Two massive projects are currently sitting in my computer. The first is a rowing book...The Old Folks in the Boat. After hours of tearing out sentences and whole paragraphs because they provided just TOO MUCH irrelevant technical information, the book is now too short for our likes, so back it goes to the author who now must spend more time developing and fleshing out what remains or come up with reader-friendly information, and hurriedly, as the book is scheduled for a January release. We've already made arrangements for the book to be released at the Seattle Boat Show - we've taken pre-orders - we're working on ads. This isn't normally the way things are done, I'd like to add. Not to mention I have yet to find a photographer who is willing to get up to the lake at 6:00 a.m. for a cover shoot.

The second project, Jere D. James' western (his 7th book for us) needs, as usual, extensive editing and rewriting. And, of course, we need it done by November. Getting Jere to sit down and rewrite is extraordinarily difficult and, as of right now, finding the author is impossible. If Jere's books did not sell so well, I might wash my hands of these projects.

The problem with editing, is that the editor has to be very careful not to change the author's voice. I try to make as few, as few changes as possible for this reason. In fact, if a manuscript needs a lot of editing, we no longer accept it. Authors get frustrated and angry about corrections being made to the creation that they think is perfect.  Passive voice, point of view shifts, sloppy or boring sentence structure are just not acceptable, however. When I have to start making those corrections, too often the author's voice is lost...and sometimes that's just fine and dandy. We end up practically rewriting the book. We just won't spend our time doing this anymore, nor will Paula.

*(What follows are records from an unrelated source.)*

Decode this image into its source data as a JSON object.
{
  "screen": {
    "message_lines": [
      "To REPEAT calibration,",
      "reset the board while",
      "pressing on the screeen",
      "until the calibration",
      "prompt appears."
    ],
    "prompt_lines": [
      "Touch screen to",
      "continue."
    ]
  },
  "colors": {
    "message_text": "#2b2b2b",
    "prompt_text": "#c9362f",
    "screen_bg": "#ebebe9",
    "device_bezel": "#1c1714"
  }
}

The argument is that the "average" reader doesn't recognize these writing sins, so it's not necessary to correct them. I have news for anyone who believes this. Our demographic is 50+ and educated. Granted a person may not technically know what point of view shifts are, but they easily recognize when it's hard to keep track of who's thinking what. Passive voice puts people to sleep.

Winner of the Tony Hillerman Best
Fiction Award for 2014 and 1st Place in the
Arizona Authors Literary Contest.
Probably the moral of all this whining is that serious writers really should  consider having their manuscripts "professionally" edited before submission if they want a shot at publication. The less time and money I, or any other publisher for that matter,  have to spend getting a manuscript ready, the better! Remember, everybody writes books nowadays, so make yours stand out by having it polished to perfection.

We've been very fortunate in that J.R. Sanders' books were practically perfect upon submission (Some Gave All  and The Littlest Wrangler). Lee Anderson's book, Developing the Art of Equine Communication,  needed only minor corrections. A Way in the Wilderness  was near perfect, as was Getting a Handle on Herpes. Robert Walton's Dawn Drums  also was near perfect with only minor tweaks needed. So, it can be done.

Now I just wish someone was around to edit this blog!